Suzie has been working hard. THese last couple of months adding new policies for Medicare Advantage plans all over the state. I made her sit down and do a county by county search to see if we could offer more plans as we are getting questions from all over. When you can cover under 65 with Healthcare and Prescription Plans (Part D) for the entire state then we knew that we could do more. For us it has always been about families helping families and this year we are prepared to help even more. Check out the coverage area for 2017.

1095 Tax form for Health Insurance
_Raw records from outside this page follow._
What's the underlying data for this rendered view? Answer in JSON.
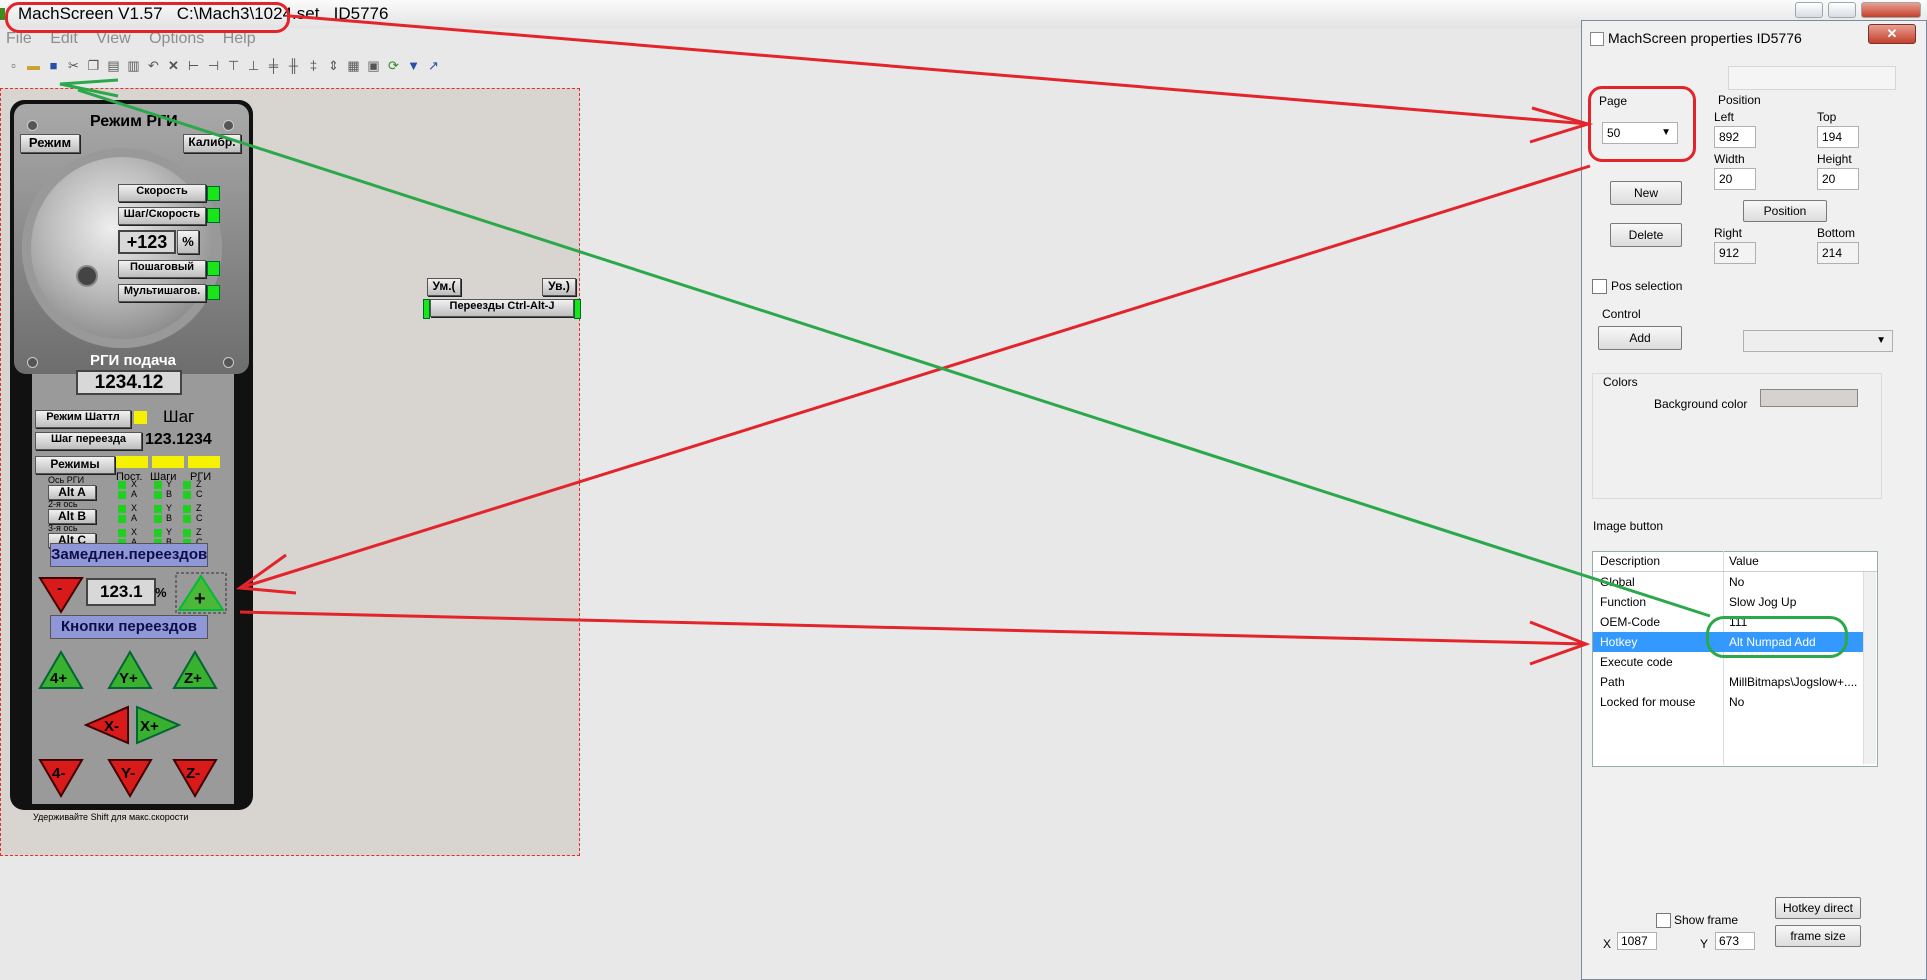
{
  "window": {
    "app_title": "MachScreen V1.57   C:\\Mach3\\1024.set   ID5776"
  },
  "menu": [
    "File",
    "Edit",
    "View",
    "Options",
    "Help"
  ],
  "toolbar_icons": [
    "new-icon",
    "open-icon",
    "save-icon",
    "cut-icon",
    "copy-icon",
    "paste-icon",
    "print-icon",
    "undo-icon",
    "delete-icon",
    "align-left-icon",
    "align-right-icon",
    "align-top-icon",
    "align-bottom-icon",
    "center-h-icon",
    "center-v-icon",
    "space-h-icon",
    "space-v-icon",
    "grid-icon",
    "snap-icon",
    "refresh-icon",
    "export-icon",
    "chart-icon"
  ],
  "pendant": {
    "title": "Режим РГИ",
    "mode_btn": "Режим",
    "calib_btn": "Калибр.",
    "speed_btn": "Скорость",
    "step_speed_btn": "Шаг/Скорость",
    "jog_value": "+123",
    "percent": "%",
    "stepwise_btn": "Пошаговый",
    "multistep_btn": "Мультишагов.",
    "feed_label": "РГИ подача",
    "feed_value": "1234.12",
    "shuttle_btn": "Режим Шаттл",
    "step_label": "Шаг",
    "move_step_btn": "Шаг переезда",
    "move_step_value": "123.1234",
    "modes_btn": "Режимы",
    "col_const": "Пост.",
    "col_steps": "Шаги",
    "col_rgi": "РГИ",
    "axis_label_1": "Ось РГИ",
    "axis_label_2": "2-я ось",
    "axis_label_3": "3-я ось",
    "alt_a": "Alt A",
    "alt_b": "Alt B",
    "alt_c": "Alt C",
    "pairs": [
      [
        "X",
        "A"
      ],
      [
        "Y",
        "B"
      ],
      [
        "Z",
        "C"
      ]
    ],
    "slow_moves": "Замедлен.переездов",
    "slow_value": "123.1",
    "minus": "-",
    "plus": "+",
    "jog_buttons": "Кнопки переездов",
    "jog": {
      "a_plus": "4+",
      "y_plus": "Y+",
      "z_plus": "Z+",
      "x_minus": "X-",
      "x_plus": "X+",
      "a_minus": "4-",
      "y_minus": "Y-",
      "z_minus": "Z-"
    },
    "hint": "Удерживайте Shift для макс.скорости"
  },
  "small_panel": {
    "dec": "Ум.(",
    "inc": "Ув.)",
    "moves": "Переезды Ctrl-Alt-J"
  },
  "props": {
    "title": "MachScreen properties  ID5776",
    "page_label": "Page",
    "page_value": "50",
    "position_label": "Position",
    "left_label": "Left",
    "left": "892",
    "top_label": "Top",
    "top": "194",
    "width_label": "Width",
    "width": "20",
    "height_label": "Height",
    "height": "20",
    "right_label": "Right",
    "right": "912",
    "bottom_label": "Bottom",
    "bottom": "214",
    "new_btn": "New",
    "delete_btn": "Delete",
    "position_btn": "Position",
    "pos_selection": "Pos selection",
    "control_label": "Control",
    "add_btn": "Add",
    "colors_label": "Colors",
    "bg_color_label": "Background color",
    "bg_color": "#d6d3ce",
    "image_button_label": "Image button",
    "grid_header": [
      "Description",
      "Value"
    ],
    "grid_rows": [
      [
        "Global",
        "No"
      ],
      [
        "Function",
        "Slow Jog Up"
      ],
      [
        "OEM-Code",
        "111"
      ],
      [
        "Hotkey",
        "Alt Numpad Add"
      ],
      [
        "Execute code",
        ""
      ],
      [
        "Path",
        "MillBitmaps\\Jogslow+...."
      ],
      [
        "Locked for mouse",
        "No"
      ]
    ],
    "show_frame": "Show frame",
    "hotkey_direct_btn": "Hotkey direct",
    "frame_size_btn": "frame size",
    "x_label": "X",
    "x_value": "1087",
    "y_label": "Y",
    "y_value": "673"
  },
  "colors": {
    "annotation_red": "#e3242b",
    "annotation_green": "#2aa84a",
    "selection": "#3399ff"
  }
}
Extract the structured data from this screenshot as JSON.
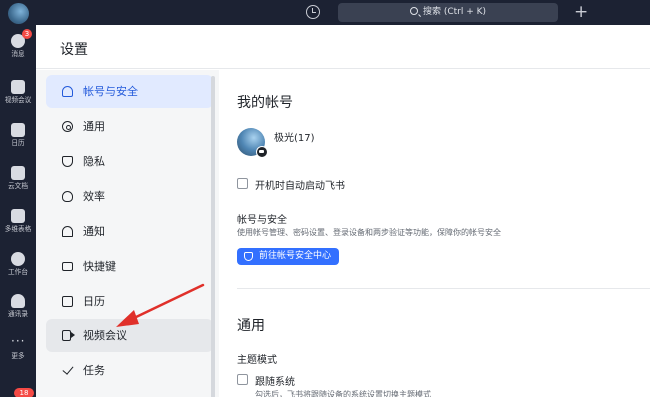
{
  "rail": {
    "items": [
      {
        "label": "消息",
        "badge": "3"
      },
      {
        "label": "视频会议"
      },
      {
        "label": "日历"
      },
      {
        "label": "云文档"
      },
      {
        "label": "多维表格"
      },
      {
        "label": "工作台"
      },
      {
        "label": "通讯录"
      },
      {
        "label": "更多"
      }
    ],
    "bottom_badge": "18"
  },
  "topbar": {
    "search_placeholder": "搜索 (Ctrl + K)",
    "plus": "+"
  },
  "settings": {
    "title": "设置",
    "nav": [
      {
        "label": "帐号与安全",
        "icon": "user-icon"
      },
      {
        "label": "通用",
        "icon": "gear-icon"
      },
      {
        "label": "隐私",
        "icon": "shield-icon"
      },
      {
        "label": "效率",
        "icon": "bulb-icon"
      },
      {
        "label": "通知",
        "icon": "bell-icon"
      },
      {
        "label": "快捷键",
        "icon": "keyboard-icon"
      },
      {
        "label": "日历",
        "icon": "calendar-icon"
      },
      {
        "label": "视频会议",
        "icon": "video-icon"
      },
      {
        "label": "任务",
        "icon": "check-icon"
      }
    ],
    "active_index": 0,
    "hover_index": 7
  },
  "account": {
    "section_title": "我的帐号",
    "username": "极光(17)",
    "autostart_label": "开机时自动启动飞书",
    "security_title": "帐号与安全",
    "security_desc": "使用帐号管理、密码设置、登录设备和两步验证等功能，保障你的帐号安全",
    "security_button": "前往帐号安全中心"
  },
  "general": {
    "section_title": "通用",
    "theme_title": "主题模式",
    "follow_system_label": "跟随系统",
    "follow_system_desc": "勾选后，飞书将跟随设备的系统设置切换主题模式"
  },
  "colors": {
    "accent": "#3370ff",
    "rail_bg": "#1c2233",
    "active_bg": "#e1eaff",
    "arrow": "#e0302a"
  }
}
Starting January 15, 2016, the Washington State Health Care Authority (HCA) will be mailing Washington Apple Health (Medicaid) clients a new tax form named the 1095-B. The 1095-B form provides of each month the client had minimum essential health coverage in 2015 through Washington Apple Health. The Health Care Authority transmits this information electronically to the IRS. Apple Health clients should keep the form for their records, since it contains important information they will need to complete their 2015 tax return. In some cases, people may get more than one tax form – such as 1095-A, 1095-, or 1095-C – depending on their employer and the kind of health coverage they had during 2015: · The 1095-A is furnished by the state’s Health Insurance Marketplace (Health Benefit Exchange) · The 1095-B can also be furnished by other government-sponsored programs, employer-sponsored group health plans, and more. · State employees and retirees enrolled in the Un

What to do when offered bad health insurance from work.

‘My job offered me a plan for $60 a month but it has a huge deductible, do I have to take it? Last year it was $400 when I visited my doctor.’ We get these questions on a regular basis. I don't expect people to spend money on things that don't work or pay a penality when they don't have to . The employer offers a health plan that covers the employer for the Affordable Health Care Penalty but does very little to help the employee or their family. In Washington State, we have our own state exchange with a lot of plans. So many plans that brokers spend months learning plans so that we can help our clients get the most out of their money. There are Health Insurance companies that will only offer their plans using the state exchange. There are also some that are priced down to the point where a 28 year old was able to get health insurance for $209 a month with a $20 co pay to see his doctor without tax credits! There are times when it is best if a job does not offer health i